  • Use the Buddy System – When attending a party, it helps to buddy up with someone who is available to talk. That individual can also be in attendance or connected by phone. For those with a designated support system – such as a sponsor for those in AA – plan to check in both before and after the event.
  • Reach Out to Others – Support networks are extremely useful during the holidays, so be sure to use them. Reach out to sober friends and supporters, even if you’re not in trouble. It’s important to stay plugged in, especially during this time. The Sober Grid community is a great place to connect with others with similar experiences.
  • Take a Break – Maintaining sobriety is more important than any party. Don’t be afraid to step outside, or even leave if necessary.
  • Travel Smart –  If traveling, plan out support group meetings – AA, NA a local Alano Club or other 12-step fellowships- in advance. You can visit a 12-step fellowship or local district website, or use to get information about resources in different areas when traveling.

12 Ideas to help stay sober during the holidays

Remaining sober can be especially hard during the holidays.  Family gatherings, holiday parties, and other social occasions can be very difficult for someone who is in early recovery.  Thoughts of past holiday occasions often bring up memories of celebratory drinking, drugs, or gambling.

Although it can be very hard to get used to the idea of a sober holiday season, especially when other people around you are seemingly having a great time celebrating by using substances or gambling, completing a stay at a treatment center is an accomplishment that you should be proud of.

Take this opportunity to celebrate not only the holidays, but also your new life of sobriety, which is something really worth celebrating.

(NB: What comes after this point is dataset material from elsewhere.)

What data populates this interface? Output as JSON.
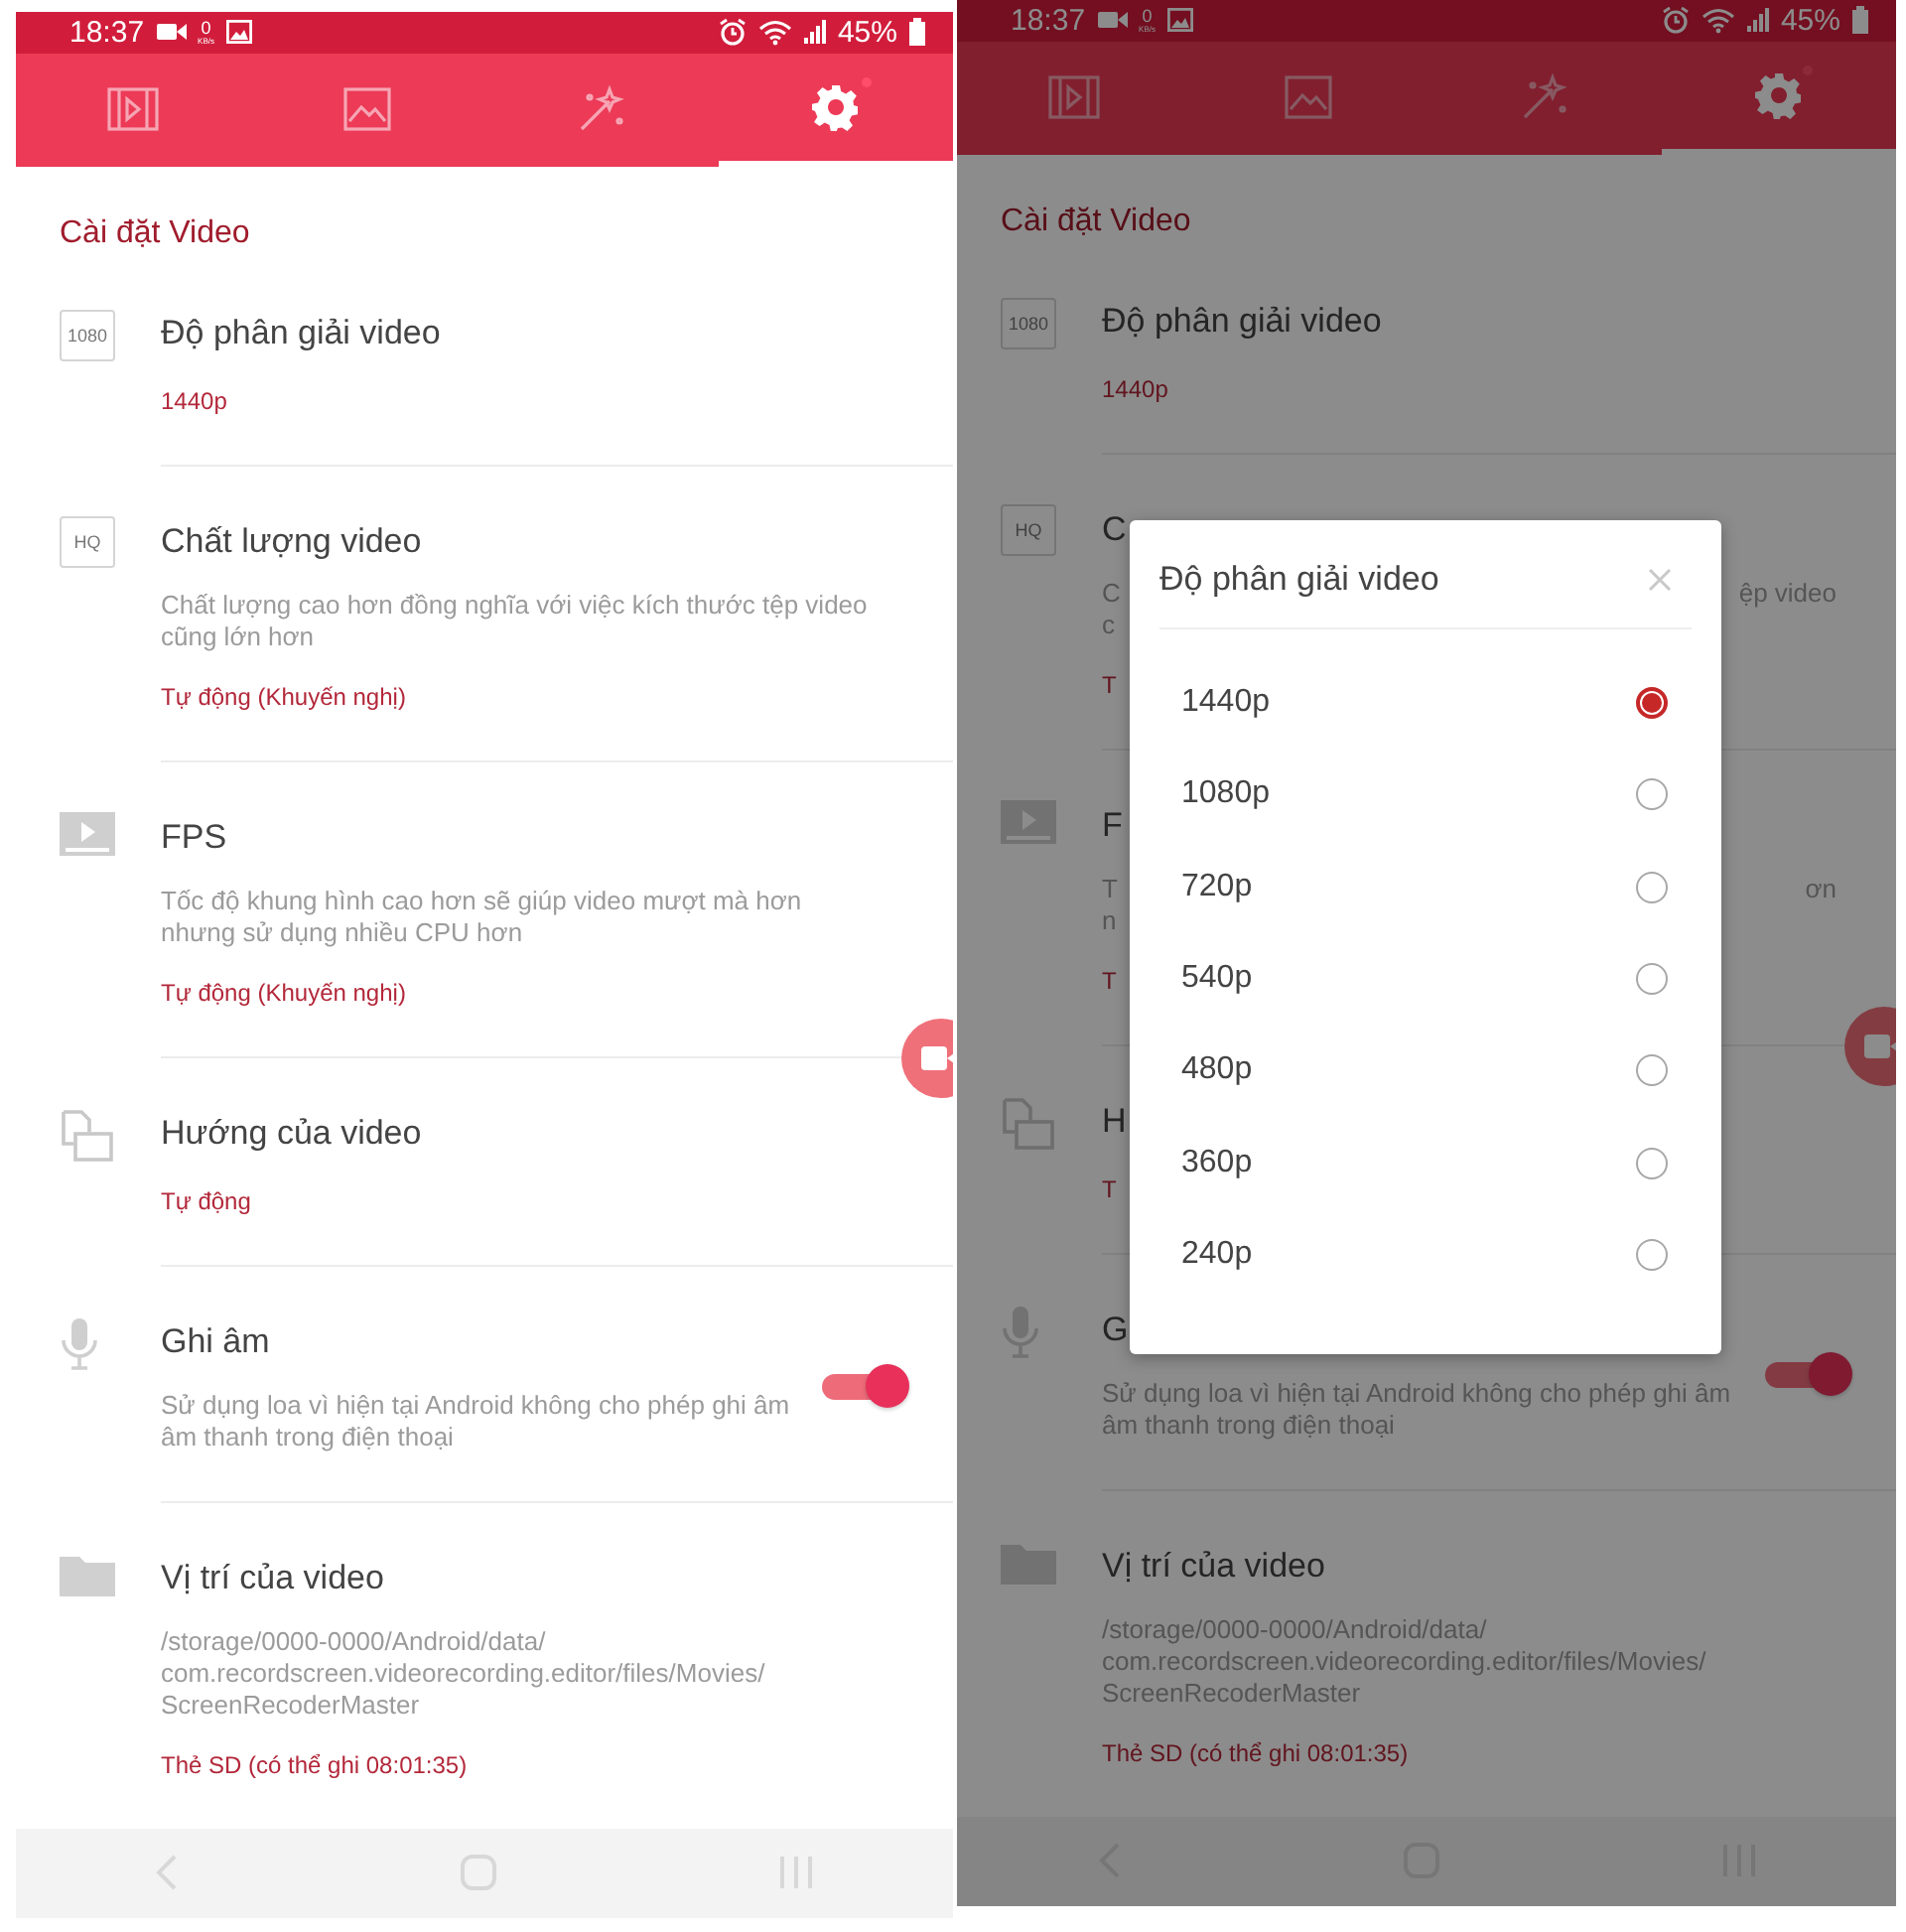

If you find yourself struggling during the holiday season, please remember that you are not alone.  Help is only a phone call or meeting away!  Here are some helpful and practical tips to make staying sober easier:

1 Plan each and every day of your holiday season:
  Plan to spend the majority of your time with friends and family who are supportive of your recovery.

2 Find a meeting in your area: Many groups have special meetings during the holidays to share their experience, strength and hope. Check the local papers for a meeting in your area.

3 Ask for support from family and friends: Those who are truly supportive of your recovery will be happy to help you throughout the holidays.

4 Have a list of ten people you can call: Make a list and check it twice. Carry your cell phone and list of names at all times.

5 Don’t forget about regular exercise: Regular exercise is an essential component of any balanced recovery program.

6 Stay away from slippery places: There is absolutely no reason to ever check out your former favorite establishments.

7 Create new traditions to replace your old using patterns: Buy a new board game or take the family on a sleigh ride.  Use your imagination, be creative, & have fun.

8 Write out a daily gratitude list: The quickest cure to get you out of the holiday blues is by counting your blessings and being grateful for what you have every morning.

9 Volunteer your services to a charitable organization: There are many people in your community who are less fortunate than you. You will be helping not only the needy but yourself!

10 Write a letter to yourself – “How I stayed sober over the holidays:” The act of writing your ideas on paper is very powerful. Write down all the activities and events that will help you have healthy, happy, and sober holiday season.

11 Avoid H.A.L.T. (Hungry, Angry, Lonely , Tired):  If you are hungry, get something to eat. If you are angry, talk to somebody about it.  If you are lonely, go to a meeting or call a friend.  If you are tired, get a good night’s sleep.

12 Live one day at a time and enjoy your sobriety: Stay in the moment and live one day at a time. Never mind about what happened or what could happen. Enjoy today. Live today. Celebrate your sobriety!